Although ascites, bleeding esophagogastric varices and fibrocongestive splenomegaly with hypersplenism compose a familiar triad in hepatic cirrhosis, the origin and progression of these complications involve much more than mere portal pressure elevation. Because critical events unfold in the relatively inaccessible hepatosplanchnic bed, methodology has been a major stumbling block to obtaining detailed hemodynamic and lymphodynamic data. Direct measurement of organ blood flow usually is made under artificial or less than ideal conditions, for example, at laparotomy, quantitation of portasystemic collateral venous flow is indirect and at best a rough approximation and examination of lymph flow and composition in the thoracic duct and its major tributaries in the liver and extrahepatic portal bed is limited. Nonetheless, based on fragmentary clinical data viewed in the context of numerous observations in experimental conditions mimicking the disordered portal circulation in hepatic cirrhosis, a more comprehensive understanding of these phenomena is slowly emerging. Viewed in the light of information available now, ascites begins with an imbalance of physiochemical forces at the capillary level in the liver and digestive tract. Large amounts of fluid are driven out of the vascular space into splanchnic tissues. When the rate of lymph return to the systemic venous circulation fails to keep pace with excessive capillary filtration, ascites appears. A complex sequence of events is then set into motion leading to salt and water retention and involving the renin-aldosterone system. Plasma volume is restored, but at the same time hepatosplanchnic lymph formation is further enhanced, and a vicious circle is created. Treatment depends upon reduction of lymph formation by indirect, dietary restriction of salt and water and diuretic drugs, or direct, portasystemic shunt, portal decompression or alternatively, upon acceleration of already rapid lymph return, lymph- venous or peritoneovenous shunt, to match the high rate of lymph production. Spontaneous rupture of esophagogastric varices develops because of the precipitous rise in portal pressure when increased splanchnic blood flow combines with progressively rising portal vascular resistance. The greater the restriction to transhepatic portal venous flow, the less of an increment in splanchnic blood flow is required to generate pressures that ultimately exceed the bursting tension of thin-walled varices. Treatment is based on attempts to lower resistance to esophagogastric venous flow, such as generalized or segmental portasystemic shunt or, in selected patients, to restrict hyperdynamic arterial inflow, such as splenectomy or splenic artery ligation.
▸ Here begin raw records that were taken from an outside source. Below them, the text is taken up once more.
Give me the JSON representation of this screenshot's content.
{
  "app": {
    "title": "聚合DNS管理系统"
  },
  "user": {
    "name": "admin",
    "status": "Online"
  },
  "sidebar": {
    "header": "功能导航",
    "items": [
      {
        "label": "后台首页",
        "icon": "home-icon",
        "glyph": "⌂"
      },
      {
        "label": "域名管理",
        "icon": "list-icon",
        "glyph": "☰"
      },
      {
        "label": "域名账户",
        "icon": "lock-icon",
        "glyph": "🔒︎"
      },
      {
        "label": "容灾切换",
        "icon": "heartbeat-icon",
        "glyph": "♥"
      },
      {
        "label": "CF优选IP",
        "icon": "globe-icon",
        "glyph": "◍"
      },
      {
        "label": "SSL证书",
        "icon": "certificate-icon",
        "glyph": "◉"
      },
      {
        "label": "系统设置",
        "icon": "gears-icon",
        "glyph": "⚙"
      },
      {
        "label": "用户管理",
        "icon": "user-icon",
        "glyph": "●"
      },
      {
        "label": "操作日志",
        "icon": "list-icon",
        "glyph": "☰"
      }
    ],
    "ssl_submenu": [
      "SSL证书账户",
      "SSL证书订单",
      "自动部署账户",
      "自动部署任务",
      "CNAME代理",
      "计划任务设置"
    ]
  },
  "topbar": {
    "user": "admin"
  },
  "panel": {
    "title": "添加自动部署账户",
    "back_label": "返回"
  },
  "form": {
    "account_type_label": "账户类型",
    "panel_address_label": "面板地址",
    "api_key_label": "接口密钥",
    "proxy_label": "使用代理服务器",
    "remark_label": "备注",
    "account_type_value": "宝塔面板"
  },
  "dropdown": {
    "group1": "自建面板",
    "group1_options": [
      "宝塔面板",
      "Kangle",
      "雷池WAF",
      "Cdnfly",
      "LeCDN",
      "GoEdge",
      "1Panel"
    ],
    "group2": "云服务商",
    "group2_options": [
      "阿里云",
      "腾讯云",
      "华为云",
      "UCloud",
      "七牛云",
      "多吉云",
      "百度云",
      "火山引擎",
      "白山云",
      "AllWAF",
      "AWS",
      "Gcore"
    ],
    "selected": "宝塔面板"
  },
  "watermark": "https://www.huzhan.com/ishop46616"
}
Splenomegaly in patients with disease of the liver primarily derives from hepatocellular dysfunction with compensatory reticuloendothelial hyperactivity in the congested spleen. Splenic arterial flow increases as the demand for blood flow rises from splenic work hypertrophy, and peripheral cytopenias may develop. Treatment of symptomatic hypersplenism requires reduction of splenic mass either by restricting splenic arterial inflow or ablating the spleen.
|Original language||English (US)|
|Number of pages||10|
|Journal||Surgery Gynecology and Obstetrics|
|State||Published - 1978|
ASJC Scopus subject areas
- Obstetrics and Gynecology